Attendees confirmed to date include (in alphabetical order): Aaron Paul, Ant & Dec, Charlie Brooker, Claire Rushbrook, Claudia Winkleman, Danny Dyer, David Bradley, David Mitchell, Davina McCall, Deborah Meaden, Dominic West, Doon Mackichan, Duncan Bannatyne, Evan Davis, Frances de la Tour, Graham Norton, Helena Bonham Carter, Hugh Dancy, Jake Humphrey, James Corden, Jamie Dornan, Jeremy Piven, Jerome Flynn, Joe Dempsie, Katherine Parkinson, Keeley Hawes, Kelly Hoppen, Kerrie Hayes, Kerry Howard, Laura Carmichael, Lizzy Yarnold, Luke Newberry, Maddy Hill, Martin Freeman, Marvin Humes, Mathew Baynton, Maxine Peake, Mel & Sue, Mo Farah, Naomi Campbell, Nicky Campbell, Nico Mirallegro, Nicola Walker, Olivia Colman, Paterson Joseph, Paul O'Grady, Peter Jones, Piers Linney, Richard Ayoade, Rob Brydon, Rory Kinnear, Ross Kemp, Sam Neill, Sarah Lancashire, Sean Harris, Sheridan Smith, Shirley Henderson, Sir Bruce Forsyth, Susanna Reid and Tess Daly.
Julie Walters CBE, recipient of the Fellowship, and Cilla Black OBE, recipient of the Special Award, will also be in attendance.
Channel 4′s outstanding drama The Mill returns for a second series this summer.
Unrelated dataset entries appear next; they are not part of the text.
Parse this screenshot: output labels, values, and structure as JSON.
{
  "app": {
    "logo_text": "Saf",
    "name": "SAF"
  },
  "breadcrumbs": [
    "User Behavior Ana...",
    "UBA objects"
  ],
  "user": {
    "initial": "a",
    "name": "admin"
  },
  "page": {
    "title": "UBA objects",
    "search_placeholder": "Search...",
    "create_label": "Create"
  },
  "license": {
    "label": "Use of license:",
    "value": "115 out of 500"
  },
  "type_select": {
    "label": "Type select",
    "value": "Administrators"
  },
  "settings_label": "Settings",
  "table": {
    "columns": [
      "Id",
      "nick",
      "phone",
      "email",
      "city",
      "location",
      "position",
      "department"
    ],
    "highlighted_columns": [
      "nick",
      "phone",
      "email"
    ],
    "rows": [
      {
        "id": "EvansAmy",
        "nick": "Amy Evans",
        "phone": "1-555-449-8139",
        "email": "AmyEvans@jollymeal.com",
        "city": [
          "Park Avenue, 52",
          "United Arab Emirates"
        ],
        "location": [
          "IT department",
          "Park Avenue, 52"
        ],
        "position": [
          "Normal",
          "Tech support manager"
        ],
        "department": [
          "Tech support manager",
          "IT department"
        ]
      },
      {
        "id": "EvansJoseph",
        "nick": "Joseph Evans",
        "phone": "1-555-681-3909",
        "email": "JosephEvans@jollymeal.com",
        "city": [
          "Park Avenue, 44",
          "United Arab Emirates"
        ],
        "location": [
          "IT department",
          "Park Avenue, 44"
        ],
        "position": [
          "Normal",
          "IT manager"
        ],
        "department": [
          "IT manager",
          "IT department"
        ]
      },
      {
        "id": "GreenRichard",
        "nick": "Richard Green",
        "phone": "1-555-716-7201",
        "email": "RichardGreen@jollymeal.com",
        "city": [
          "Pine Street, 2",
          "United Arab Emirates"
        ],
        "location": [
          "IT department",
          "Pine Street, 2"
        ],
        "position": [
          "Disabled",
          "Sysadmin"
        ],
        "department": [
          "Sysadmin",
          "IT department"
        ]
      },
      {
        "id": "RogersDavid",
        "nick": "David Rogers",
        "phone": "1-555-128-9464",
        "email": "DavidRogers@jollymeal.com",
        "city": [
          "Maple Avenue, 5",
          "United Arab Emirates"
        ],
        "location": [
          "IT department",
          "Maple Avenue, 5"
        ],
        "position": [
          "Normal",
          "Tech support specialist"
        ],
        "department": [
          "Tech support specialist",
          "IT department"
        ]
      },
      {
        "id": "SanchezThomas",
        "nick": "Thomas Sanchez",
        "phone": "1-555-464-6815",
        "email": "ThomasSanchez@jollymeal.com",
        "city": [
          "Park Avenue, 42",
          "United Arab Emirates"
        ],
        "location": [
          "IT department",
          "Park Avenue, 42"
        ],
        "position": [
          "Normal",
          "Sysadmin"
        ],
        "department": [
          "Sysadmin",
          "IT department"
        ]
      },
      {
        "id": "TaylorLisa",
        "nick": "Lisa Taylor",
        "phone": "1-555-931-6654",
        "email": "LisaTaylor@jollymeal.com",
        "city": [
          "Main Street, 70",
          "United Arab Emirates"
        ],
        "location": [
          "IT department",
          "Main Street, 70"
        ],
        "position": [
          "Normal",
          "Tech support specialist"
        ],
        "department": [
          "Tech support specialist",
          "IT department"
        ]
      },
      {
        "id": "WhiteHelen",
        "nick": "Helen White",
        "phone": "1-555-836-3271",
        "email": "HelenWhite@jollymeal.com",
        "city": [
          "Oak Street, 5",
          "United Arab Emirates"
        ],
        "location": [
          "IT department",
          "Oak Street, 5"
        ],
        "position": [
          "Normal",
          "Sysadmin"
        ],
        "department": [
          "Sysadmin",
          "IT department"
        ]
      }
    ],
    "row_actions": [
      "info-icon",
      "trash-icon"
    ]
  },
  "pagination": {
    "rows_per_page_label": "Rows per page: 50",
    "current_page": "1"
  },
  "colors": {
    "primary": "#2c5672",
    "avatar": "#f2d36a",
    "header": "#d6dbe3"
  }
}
It’s 1838. Just four years have passed since the end of the first series but now the effects of the Poor Law Amendment Act of 1834 are beginning to take effect. The first of the impoverished economic migrants from the South of England start to arrive at Quarry Bank Mill.
Why has no one been talking about The Mill on Channel 4 on here?
It’s everything that’s good and brave about TV at the moment. It told stories about people who rarely get their stories told as the focus of a drama - the working classes, but predominantly working class WOMEN. And even better, it had them telling their OWN stories. How rare is that?
I thought the acting, writing and filming were as good as anything I’ve seen since Broadchurch (which let me down in the last episode, unlike this). This puts anything the BBC have done in the last year or so (apart from cancelled and under appreciated The Hour) to shame. Well done Channel Four taking risks at a time when the BBC and most other places seem to be relying on easy options.
It passed the Bechdel test in every episode, too, which is the first time I can remember that happening in almost anything I’ve watched.
Channel 4 has released a trailer for the second series of The Mill, which returns on Sunday, 20th July at 8pm.
The six-part second series focuses on the lives of the Quarry Bank mill workers between 1838 and 1842, a period of turbulent social, political and industrial change following the Poor Law Amendment Act of 1834 which made a distinction between ‘deserving’ and ‘undeserving’ poor.
[…] The film follows the story of Jake (Colin Morgan), a young man, who arrives in Blackpool, the seaside town of his childhood. Harassed, confused and lost in his thoughts after the loss of his father, he walks around the beach reminiscing past family moments. The pain and drain are so heavy for him to confront, that he decides to end his life. That is when he unexpectedly meets a troubled girl (Kerrie Hayes) and saves her.
Colin Morgan’s austere yet powerful performance fills the film. You can feel his pain and despair even when he’s not speaking.
What are your thought on the overall process as well as the actors with whom you chose to collaborate?
Kerrie Hayes & Colin Morgan were in my mind right from the beginning. Kerrie because we have worked together a lot (She was the lead in my film KICKS) and she’s an extraordinary actor. Colin because he can tell you everything without saying a word. The crazy thing was the coincidence that I got to direct him in two scenes on Humans where I happened to be working as a 2nd Unit Director. It was so fortuitous – I asked him if he would read the script and he committed four days later.
——An interview with Lindy Heymann (Director of The Laughing King)15 May 2016